thought, Karen Brady’s body was about all I could imagine life could
offer anyone, short of playing for Celtic. “Wanker”, I offered my support.
was surprised that Mr. Gallagher knew me, I wished he hadn’t.
“Daniel Foley, you were with my Michael when he died, you and
your brother?” “That’s
right Mr. Gallagher,” I was frightened, I didn’t really talk about
that day and every time I did I could still hear Mrs. Gallagher’s
noise. “She blamed me you
know”, I was embarrassed, it was as if he had caught me thinking about
her. “She said if I hadn’t been a fucking loony Michael would
have been out flying a kite with his dad instead of drowning in the voe.”
I was even more embarrassed now.
I looked to Karen for support and she jumped to my rescue.
“How do you like this place Mr. Gallagher?” She spoke loudly
as if he was deaf. “I’m
not deaf, just old, so ye can talk quieter hen, you’re Jimmy Brady’s
daughter, from the Waverley Road?”
“Aye, that’s right, dae ye ken ma faither?”
“Yes I do, I hate the man.
He’s a communist. Men
like me saved this country from the Nazi’s while your dad and his kind
hid down the pits. He would have liked the Nazi’s to win, they’re just like
the communists. If it
wasn’t for me you would all be speaking German now and if your dad had
his way we would all be speaking Russian.
He makes me sick your dad.”
There wasn’t much left to say after that, there was a silence
for about 5 minutes. Karen managed to keep her tears, or anger, I couldn’t work
out which, at bay. I stood
up and said “we have to go now Mr. Gallagher, do you want us to come
and see you next week?” “No
I do not, you can tell that Father McGrane that I don’t need his
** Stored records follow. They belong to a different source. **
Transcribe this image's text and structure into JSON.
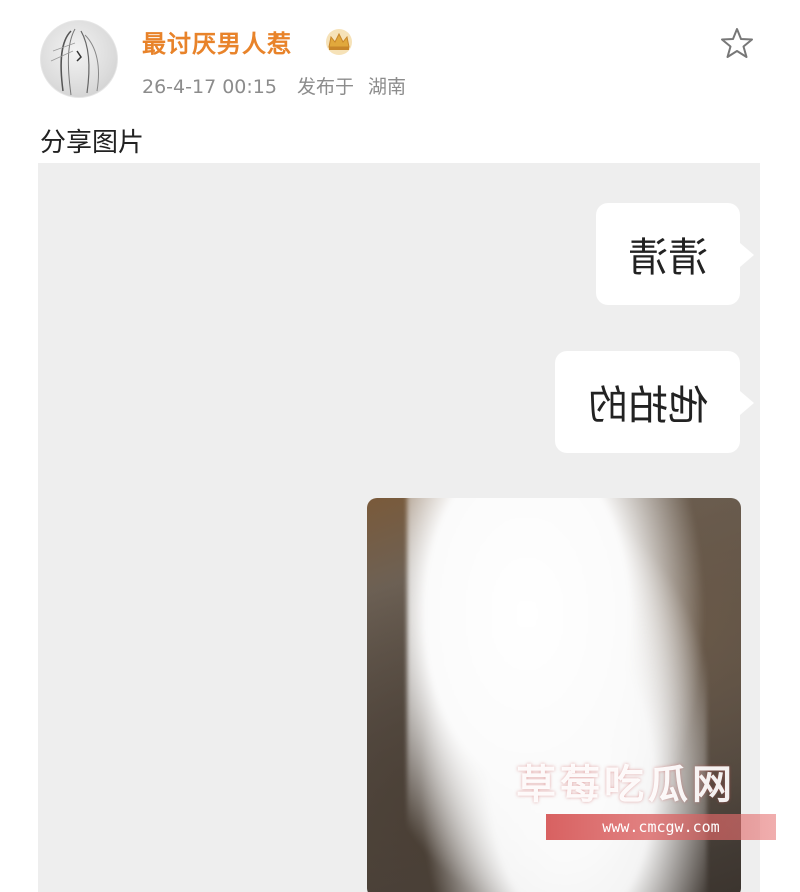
{
  "post": {
    "username": "最讨厌男人惹",
    "timestamp": "26-4-17 00:15",
    "location_prefix": "发布于",
    "location": "湖南",
    "text": "分享图片"
  },
  "image": {
    "bubbles": [
      "清清",
      "他拍的"
    ]
  },
  "watermark": {
    "title": "草莓吃瓜网",
    "url": "www.cmcgw.com"
  },
  "icons": {
    "crown": "crown-icon",
    "favorite": "star-icon"
  },
  "colors": {
    "username": "#e8832a",
    "meta": "#8c8c8c",
    "image_bg": "#eeeeee"
  }
}
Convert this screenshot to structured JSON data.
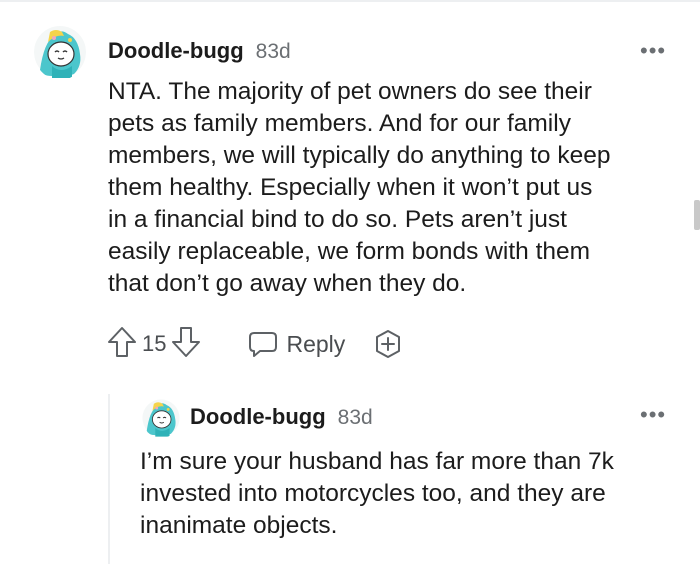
{
  "comments": [
    {
      "username": "Doodle-bugg",
      "timestamp": "83d",
      "more": "•••",
      "lines": [
        "NTA. The majority of pet owners do see their",
        "pets as family members. And for our family",
        "members, we will typically do anything to keep",
        "them healthy. Especially when it won’t put us",
        "in a financial bind to do so. Pets aren’t just",
        "easily replaceable, we form bonds with them",
        "that don’t go away when they do."
      ],
      "vote_count": "15",
      "reply_label": "Reply"
    },
    {
      "username": "Doodle-bugg",
      "timestamp": "83d",
      "more": "•••",
      "lines": [
        "I’m sure your husband has far more than 7k",
        "invested into motorcycles too, and they are",
        "inanimate objects."
      ]
    }
  ],
  "icons": {
    "upvote": "upvote-arrow-icon",
    "downvote": "downvote-arrow-icon",
    "reply": "speech-bubble-icon",
    "award": "award-plus-icon",
    "more": "more-dots-icon",
    "avatar": "snoo-avatar-icon"
  },
  "colors": {
    "text": "#1c1c1c",
    "meta": "#6b6f73",
    "avatar_accent": "#45c3c9"
  }
}
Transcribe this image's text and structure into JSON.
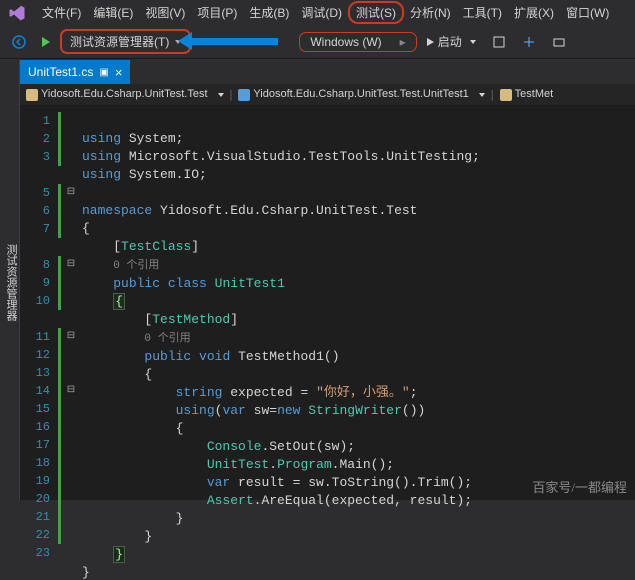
{
  "menu": {
    "items": [
      "文件(F)",
      "编辑(E)",
      "视图(V)",
      "项目(P)",
      "生成(B)",
      "调试(D)",
      "测试(S)",
      "分析(N)",
      "工具(T)",
      "扩展(X)",
      "窗口(W)"
    ],
    "highlight_index": 6
  },
  "toolbar": {
    "test_explorer": "测试资源管理器(T)",
    "config": "Windows (W)",
    "start": "启动"
  },
  "sidebar": {
    "label": "测试资源管理器"
  },
  "tab": {
    "filename": "UnitTest1.cs"
  },
  "breadcrumb": {
    "ns": "Yidosoft.Edu.Csharp.UnitTest.Test",
    "cls": "Yidosoft.Edu.Csharp.UnitTest.Test.UnitTest1",
    "mth": "TestMet"
  },
  "code": {
    "l1": {
      "kw": "using",
      "ns": "System;"
    },
    "l2": {
      "kw": "using",
      "ns": "Microsoft.VisualStudio.TestTools.UnitTesting;"
    },
    "l3": {
      "kw": "using",
      "ns": "System.IO;"
    },
    "l5": {
      "kw": "namespace",
      "ns": "Yidosoft.Edu.Csharp.UnitTest.Test"
    },
    "l7a": "TestClass",
    "l7r": "0 个引用",
    "l8": {
      "kw1": "public",
      "kw2": "class",
      "nm": "UnitTest1"
    },
    "l10a": "TestMethod",
    "l10r": "0 个引用",
    "l11": {
      "kw1": "public",
      "kw2": "void",
      "nm": "TestMethod1()"
    },
    "l13": {
      "kw": "string",
      "var": "expected = ",
      "str": "\"你好，小强。\"",
      "end": ";"
    },
    "l14": {
      "kw1": "using",
      "p": "(",
      "kw2": "var",
      "mid": " sw=",
      "kw3": "new",
      "t": "StringWriter",
      "end": "())"
    },
    "l16": {
      "t": "Console",
      "m": ".SetOut(sw);"
    },
    "l17": {
      "t1": "UnitTest",
      "d1": ".",
      "t2": "Program",
      "m": ".Main();"
    },
    "l18": {
      "kw": "var",
      "rest": " result = sw.ToString().Trim();"
    },
    "l19": {
      "t": "Assert",
      "m": ".AreEqual(expected, result);"
    }
  },
  "watermark": "百家号/一都编程"
}
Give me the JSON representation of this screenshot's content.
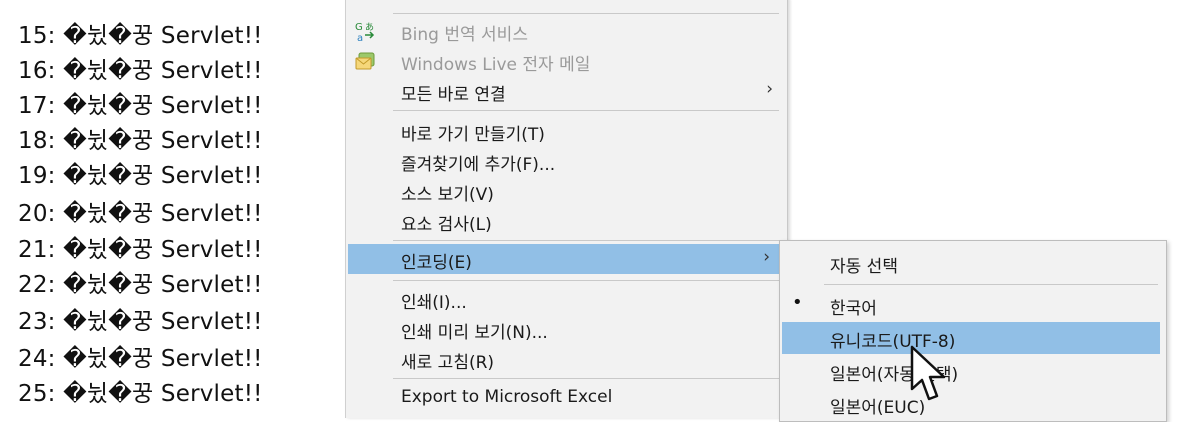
{
  "page": {
    "lines": [
      "15: �뉬�꿍 Servlet!!",
      "16: �뉬�꿍 Servlet!!",
      "17: �뉬�꿍 Servlet!!",
      "18: �뉬�꿍 Servlet!!",
      "19: �뉬�꿍 Servlet!!",
      "20: �뉬�꿍 Servlet!!",
      "21: �뉬�꿍 Servlet!!",
      "22: �뉬�꿍 Servlet!!",
      "23: �뉬�꿍 Servlet!!",
      "24: �뉬�꿍 Servlet!!",
      "25: �뉬�꿍 Servlet!!"
    ]
  },
  "context_menu": {
    "bing_translate": "Bing 번역 서비스",
    "live_mail": "Windows Live 전자 메일",
    "all_shortcuts": "모든 바로 연결",
    "create_shortcut": "바로 가기 만들기(T)",
    "add_favorites": "즐겨찾기에 추가(F)...",
    "view_source": "소스 보기(V)",
    "inspect": "요소 검사(L)",
    "encoding": "인코딩(E)",
    "print": "인쇄(I)...",
    "print_preview": "인쇄 미리 보기(N)...",
    "refresh": "새로 고침(R)",
    "export_excel": "Export to Microsoft Excel",
    "submenu_arrow": "›"
  },
  "encoding_menu": {
    "auto_select": "자동 선택",
    "korean": "한국어",
    "unicode": "유니코드(UTF-8)",
    "japanese_auto": "일본어(자동 선택)",
    "japanese_euc": "일본어(EUC)",
    "check_mark": "•"
  },
  "colors": {
    "highlight": "#91bfe6",
    "menu_bg": "#f2f2f2",
    "disabled_text": "#9a9a9a"
  },
  "icons": {
    "translate": "translate-icon",
    "mail": "mail-icon",
    "cursor": "mouse-pointer-icon"
  }
}
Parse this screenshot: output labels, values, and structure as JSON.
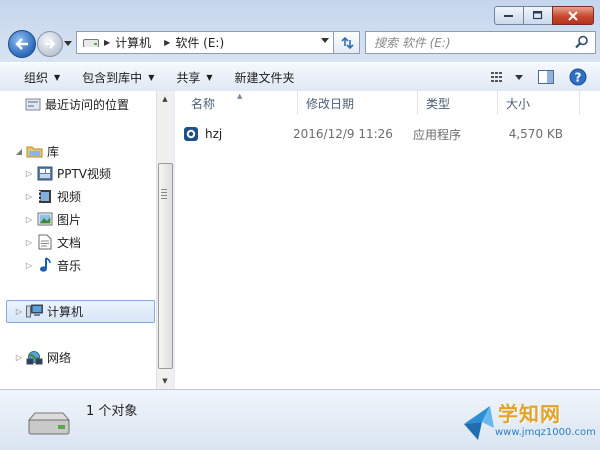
{
  "nav": {
    "breadcrumb": [
      "计算机",
      "软件 (E:)"
    ]
  },
  "search": {
    "placeholder": "搜索 软件 (E:)"
  },
  "commandbar": {
    "organize": "组织",
    "include_in_library": "包含到库中",
    "share": "共享",
    "new_folder": "新建文件夹"
  },
  "sidebar": {
    "recent": "最近访问的位置",
    "libraries": "库",
    "pptv": "PPTV视频",
    "videos": "视频",
    "pictures": "图片",
    "documents": "文档",
    "music": "音乐",
    "computer": "计算机",
    "network": "网络"
  },
  "columns": {
    "name": "名称",
    "date": "修改日期",
    "type": "类型",
    "size": "大小"
  },
  "files": [
    {
      "name": "hzj",
      "date": "2016/12/9 11:26",
      "type": "应用程序",
      "size": "4,570 KB"
    }
  ],
  "status": {
    "count": "1 个对象"
  },
  "watermark": {
    "title": "学知网",
    "url": "www.jmqz1000.com"
  },
  "colors": {
    "accent": "#2b68b8",
    "selection": "#d7e6f9"
  }
}
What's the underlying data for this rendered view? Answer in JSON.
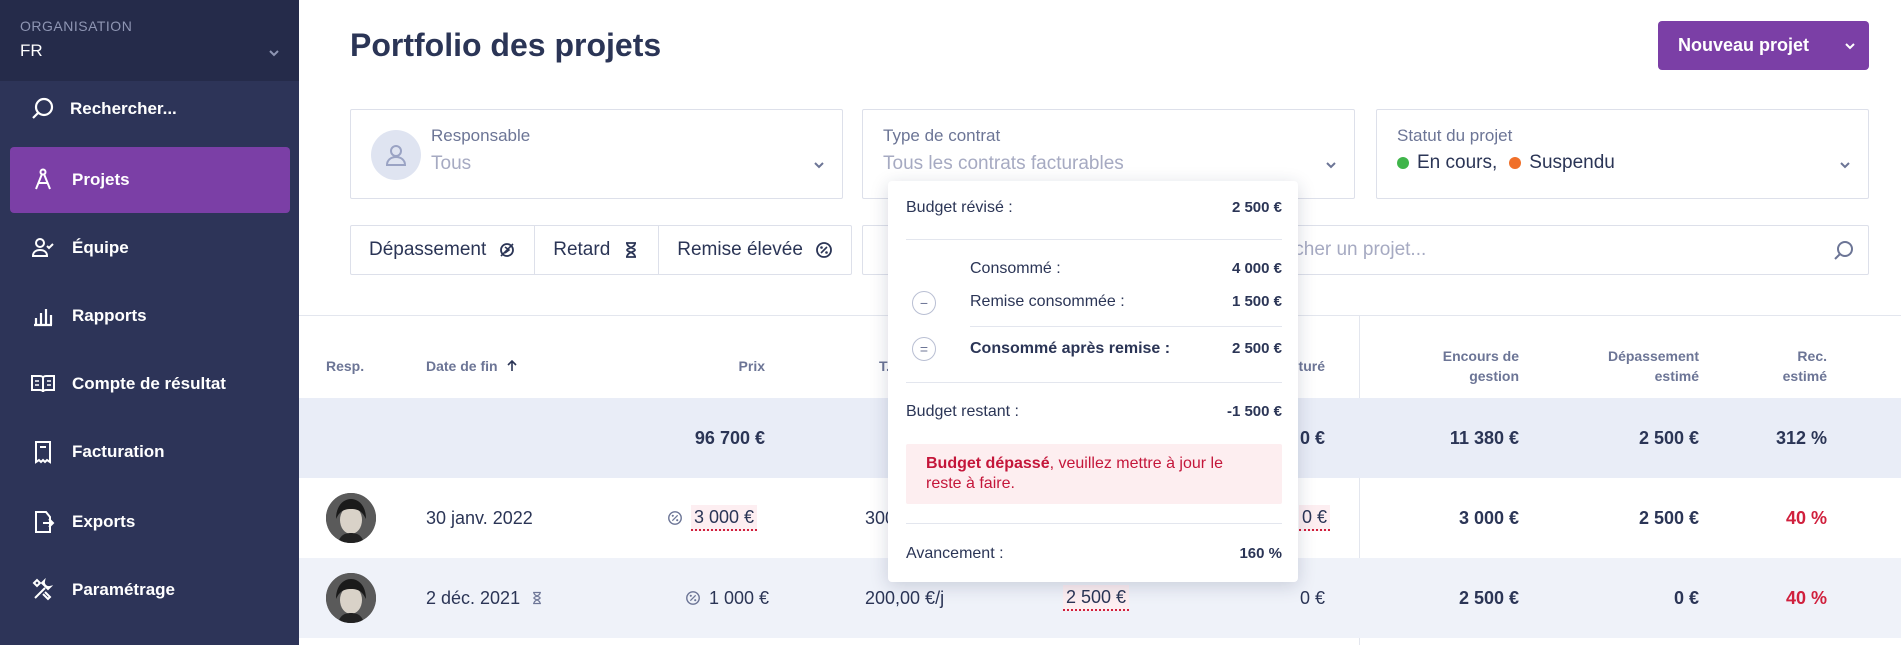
{
  "sidebar": {
    "org_label": "ORGANISATION",
    "org_value": "FR",
    "search_label": "Rechercher...",
    "items": [
      {
        "label": "Projets"
      },
      {
        "label": "Équipe"
      },
      {
        "label": "Rapports"
      },
      {
        "label": "Compte de résultat"
      },
      {
        "label": "Facturation"
      },
      {
        "label": "Exports"
      },
      {
        "label": "Paramétrage"
      }
    ],
    "active_index": 0
  },
  "header": {
    "title": "Portfolio des projets",
    "new_button": "Nouveau projet"
  },
  "filters": {
    "responsable": {
      "label": "Responsable",
      "value": "Tous"
    },
    "contrat": {
      "label": "Type de contrat",
      "value": "Tous les contrats facturables"
    },
    "statut": {
      "label": "Statut du projet",
      "values": [
        "En cours,",
        "Suspendu"
      ]
    }
  },
  "quick_filters": [
    "Dépassement",
    "Retard",
    "Remise élevée"
  ],
  "search": {
    "placeholder": "Rechercher un projet..."
  },
  "table": {
    "columns": {
      "resp": "Resp.",
      "date_fin": "Date de fin",
      "prix": "Prix",
      "tjm": "T.",
      "facture": "cturé",
      "encours": [
        "Encours de",
        "gestion"
      ],
      "depassement": [
        "Dépassement",
        "estimé"
      ],
      "rec": [
        "Rec.",
        "estimé"
      ]
    },
    "total": {
      "prix": "96 700 €",
      "facture": "0 €",
      "encours": "11 380 €",
      "depassement": "2 500 €",
      "rec": "312 %"
    },
    "rows": [
      {
        "date": "30 janv. 2022",
        "prix": "3 000 €",
        "tjm": "300",
        "facture": "0 €",
        "encours": "3 000 €",
        "depassement": "2 500 €",
        "rec": "40 %"
      },
      {
        "date": "2 déc. 2021",
        "prix": "1 000 €",
        "tjm": "200,00 €/j",
        "consomme": "2 500 €",
        "facture": "0 €",
        "encours": "2 500 €",
        "depassement": "0 €",
        "rec": "40 %"
      }
    ]
  },
  "popover": {
    "budget_revise_label": "Budget révisé :",
    "budget_revise": "2 500 €",
    "consomme_label": "Consommé :",
    "consomme": "4 000 €",
    "remise_label": "Remise consommée :",
    "remise": "1 500 €",
    "apres_remise_label": "Consommé après remise :",
    "apres_remise": "2 500 €",
    "restant_label": "Budget restant :",
    "restant": "-1 500 €",
    "warning_bold": "Budget dépassé",
    "warning_rest": ", veuillez mettre à jour le reste à faire.",
    "avancement_label": "Avancement :",
    "avancement": "160 %",
    "minus_sign": "−",
    "equals_sign": "="
  },
  "colors": {
    "sidebar_bg": "#2d3458",
    "accent": "#7b3fa6",
    "danger": "#d0203d",
    "status_en_cours": "#3fb54a",
    "status_suspendu": "#f0702a"
  }
}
sanctimonious catholic sympathy”.
We left and went to visit old Mrs. Gordon.
She sang to herself and gave us biscuits.